Prior to the approval, symptom-directed care was the only option remaining to these patients, said Mace Rothenberg, M.D., Ingram Associate Professor of Cancer Research, Vanderbilt-Ingram Cancer Center, Nashville, and LaMar McGinnis, M.D., Senior Medical Consultant, American Cancer Society. The approval was completed in seven weeks, the fastest review to date for an oncology drug, according to the FDA.
Oxaliplatin is contraindicated in those with a known hypersensitivity to platinum compounds, Rothenberg and McGinnis said. (The package insert features a black box warning that anaphylactic reactions to oxaliplatin have been reported.)

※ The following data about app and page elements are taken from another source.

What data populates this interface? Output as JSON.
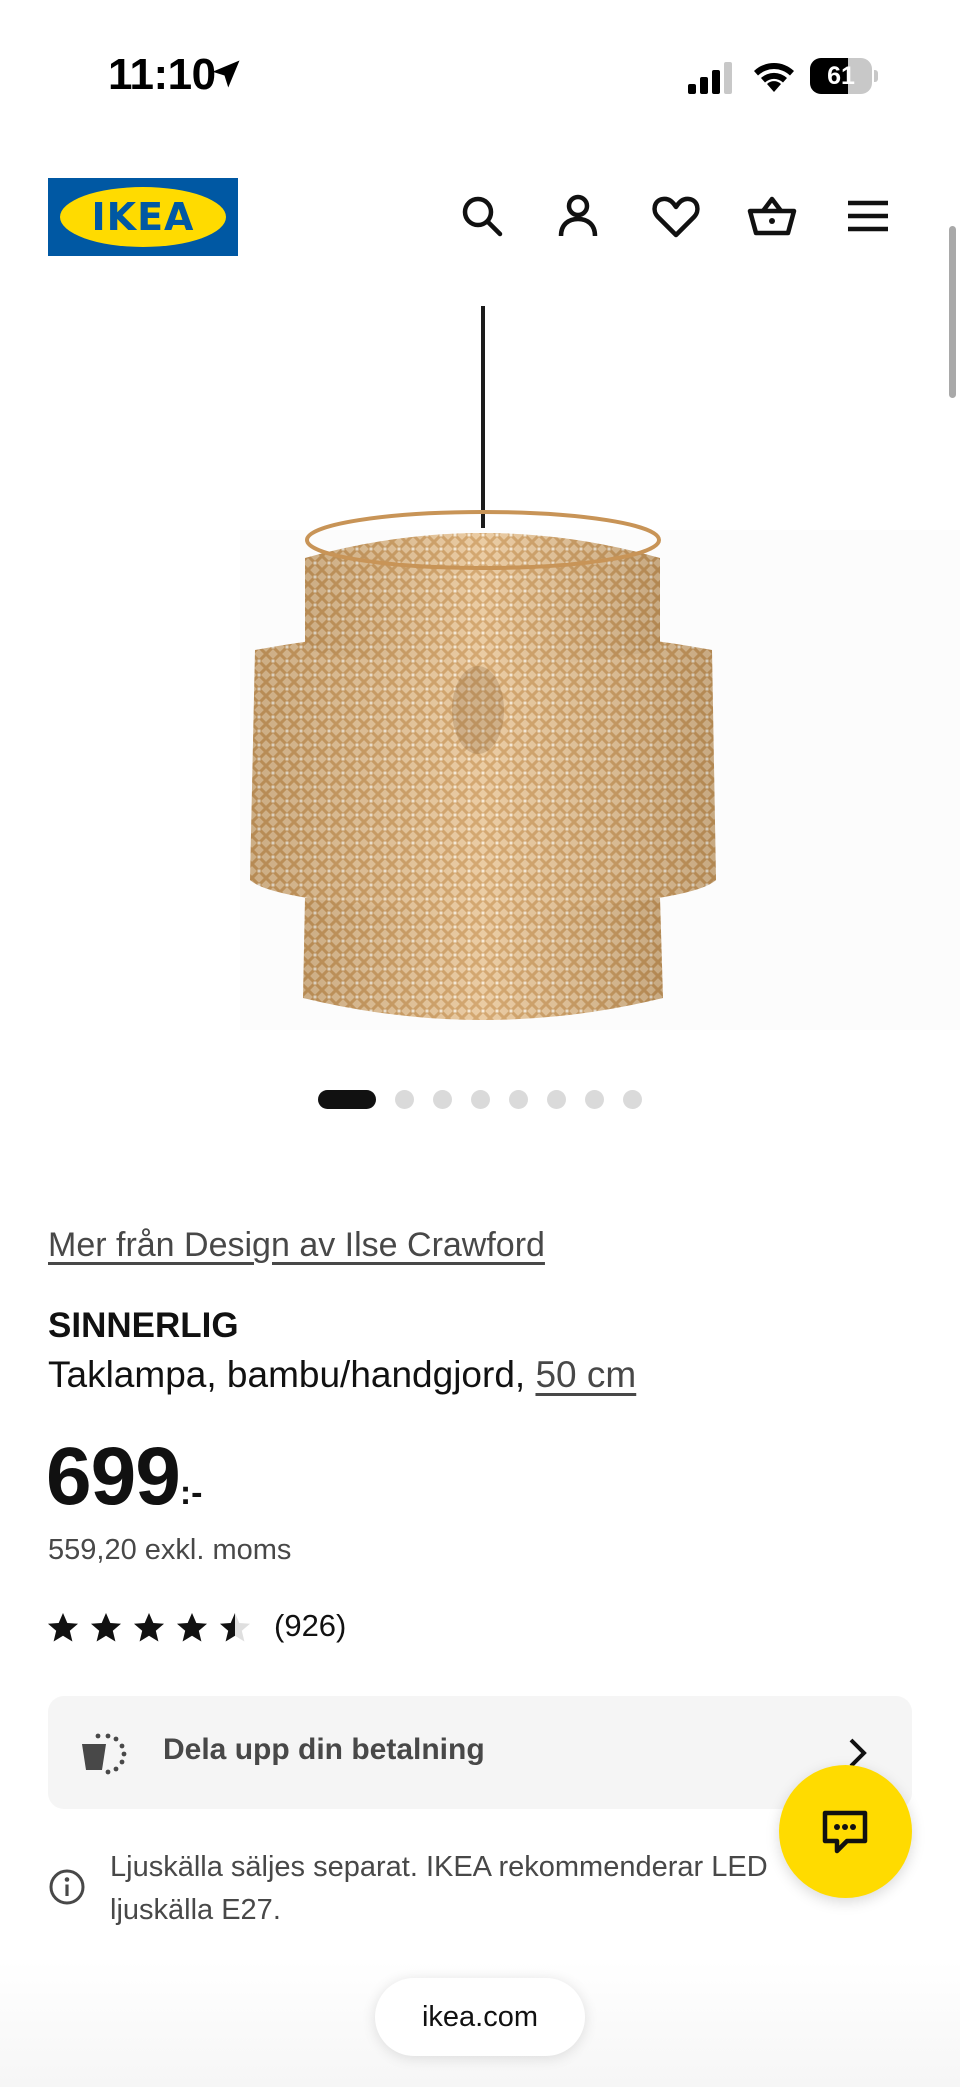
{
  "status_bar": {
    "time": "11:10",
    "battery_level": "61",
    "battery_fraction": 0.61,
    "icons": [
      "location-arrow-icon",
      "signal-icon",
      "wifi-icon",
      "battery-icon"
    ]
  },
  "header": {
    "logo_text": "IKEA",
    "icons": [
      "search-icon",
      "account-icon",
      "heart-icon",
      "cart-icon",
      "menu-icon"
    ]
  },
  "product": {
    "image_alt_icon": "pendant-lamp-image",
    "carousel": {
      "count": 8,
      "active_index": 0
    },
    "designer_link": "Mer från Design av Ilse Crawford",
    "name": "SINNERLIG",
    "description": "Taklampa, bambu/handgjord, ",
    "size_link": "50 cm",
    "price": "699",
    "price_suffix": ":-",
    "price_excl_vat": "559,20 exkl. moms",
    "rating": {
      "value": 4.5,
      "max": 5,
      "count_text": "(926)"
    }
  },
  "payment": {
    "label": "Dela upp din betalning",
    "icon": "split-payment-icon"
  },
  "info": {
    "text": "Ljuskälla säljes separat. IKEA rekommenderar LED ljuskälla E27.",
    "icon": "info-icon"
  },
  "chat": {
    "icon": "chat-icon"
  },
  "browser": {
    "url": "ikea.com"
  },
  "colors": {
    "ikea_blue": "#0058a3",
    "ikea_yellow": "#ffdb00",
    "text_primary": "#111111",
    "text_secondary": "#484848",
    "card_bg": "#f5f5f5"
  }
}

The drug is classified as a pregnancy category D and should not be used in women who are pregnant or lactating. It is safe to use in older persons. The PI warns that the combination of oxaliplatin and 5-FU/LV should be used with caution in those with preexisting renal impairment, because the primary route of elimination is through the kidneys.
Oxaliplatin therapy is associated with two different types of neuropathy, Rothenberg cautioned. The first is an acute, reversible neuropathy that occurs anywhere from several hours to one to three days after treatment with oxaliplatinusually resolving in fewer than 14 days. Symptoms are exacerbated by cold objects or cold temperatures. Subjective dysphagia and dyspnea (although patients are still actual- ly breathing on their own) are sometimes characteristic of this type of neuropathy, Rothenberg added.
The second type of neuropathy is related to the duration of oxaliplatin therapy and the total cumulative drug dose, Rothenberg said. As stated in the PI, this type of neuropathy is characterized by paresthesias, dysesthesias, and hypoesthesias and may include deficits in proprioception. He explained that this kind of neuropathy is not cold-sensitive, and symptoms can persist for more than 14 days.
McGinnis and Rothenberg described gastrointestinal side effects that are common to many chemotherapy drugs, including nausea, vomiting, and diarrhea. Adverse hematologic effects, such as anemia, leukopenia, neutropenia, and thrombocytopenia, occurred in 5% or more of patients in clinical trials. McGinnis mentioned that some alopecia can also occur. Standard laboratory monitoring of white blood cell count with differential, platelet count, hemoglobin, and blood chemistries is recommended before each cycle of oxaliplatin, the physicians emphasized.
The recommended dosage of oxaliplatin is 85 mg/m2given as an IV infusion over two hours. On the first day of the treatment cycle, it can be given at the same time as 200 mg/m2 of LV, which is also administered as an IV infusion over two hours. The oxaliplatin and the leucovorin are followed by 400 mg/m2 of 5-FU, given as an IV bolus over two to four minutes. This is followed by 600 mg/m2 of 5-FU given as a continuous IV infusion over 22 hours. On the second day of treatment, 200 mg/m2 of LVgiven as an IV infusion over two hoursis followed by 400 mg/m2 of 5-FU, given as an IV bolus over two to four minutes. This is followed by 600 mg/m2 of 5-FU, given as a continuous IV infusion over 22 hours. The cycle should be repeated every two weeks.
McGinnis feels encouraged by the rapid approval of oxaliplatin and the hope that it offers cancer patients. He expressed the hope that this approval will be a model for future FDA reviews.
Charlotte LoBuono. New colorectal cancer drug approved in record time.